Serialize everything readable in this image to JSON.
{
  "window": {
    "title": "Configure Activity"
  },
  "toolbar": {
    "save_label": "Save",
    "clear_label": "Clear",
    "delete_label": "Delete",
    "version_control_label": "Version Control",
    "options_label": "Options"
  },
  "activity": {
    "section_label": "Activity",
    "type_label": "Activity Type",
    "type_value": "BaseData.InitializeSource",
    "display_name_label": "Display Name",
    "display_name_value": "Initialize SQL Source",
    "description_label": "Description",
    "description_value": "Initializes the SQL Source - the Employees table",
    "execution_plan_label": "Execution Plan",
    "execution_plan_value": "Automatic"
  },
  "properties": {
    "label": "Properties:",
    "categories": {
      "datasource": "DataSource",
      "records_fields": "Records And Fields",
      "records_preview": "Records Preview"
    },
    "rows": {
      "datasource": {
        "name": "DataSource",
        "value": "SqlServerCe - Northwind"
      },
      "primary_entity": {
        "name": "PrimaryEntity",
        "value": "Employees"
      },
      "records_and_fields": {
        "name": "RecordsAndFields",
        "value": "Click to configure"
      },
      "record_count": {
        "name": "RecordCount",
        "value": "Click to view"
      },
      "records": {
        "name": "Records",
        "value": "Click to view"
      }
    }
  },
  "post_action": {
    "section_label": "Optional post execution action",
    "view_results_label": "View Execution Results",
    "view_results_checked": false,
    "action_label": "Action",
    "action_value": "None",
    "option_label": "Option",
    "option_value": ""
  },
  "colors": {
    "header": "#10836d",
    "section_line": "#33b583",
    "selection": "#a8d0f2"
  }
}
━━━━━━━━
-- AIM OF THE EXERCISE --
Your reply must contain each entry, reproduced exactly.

-- YOUR SOLUTION --
Serialize everything readable in this image to JSON.
{
  "window": {
    "title": "Configure Activity"
  },
  "toolbar": {
    "save_label": "Save",
    "clear_label": "Clear",
    "delete_label": "Delete",
    "version_control_label": "Version Control",
    "options_label": "Options"
  },
  "activity": {
    "section_label": "Activity",
    "type_label": "Activity Type",
    "type_value": "BaseData.InitializeSource",
    "display_name_label": "Display Name",
    "display_name_value": "Initialize SQL Source",
    "description_label": "Description",
    "description_value": "Initializes the SQL Source - the Employees table",
    "execution_plan_label": "Execution Plan",
    "execution_plan_value": "Automatic"
  },
  "properties": {
    "label": "Properties:",
    "categories": {
      "datasource": "DataSource",
      "records_fields": "Records And Fields",
      "records_preview": "Records Preview"
    },
    "rows": {
      "datasource": {
        "name": "DataSource",
        "value": "SqlServerCe - Northwind"
      },
      "primary_entity": {
        "name": "PrimaryEntity",
        "value": "Employees"
      },
      "records_and_fields": {
        "name": "RecordsAndFields",
        "value": "Click to configure"
      },
      "record_count": {
        "name": "RecordCount",
        "value": "Click to view"
      },
      "records": {
        "name": "Records",
        "value": "Click to view"
      }
    }
  },
  "post_action": {
    "section_label": "Optional post execution action",
    "view_results_label": "View Execution Results",
    "view_results_checked": false,
    "action_label": "Action",
    "action_value": "None",
    "option_label": "Option",
    "option_value": ""
  },
  "colors": {
    "header": "#10836d",
    "section_line": "#33b583",
    "selection": "#a8d0f2"
  }
}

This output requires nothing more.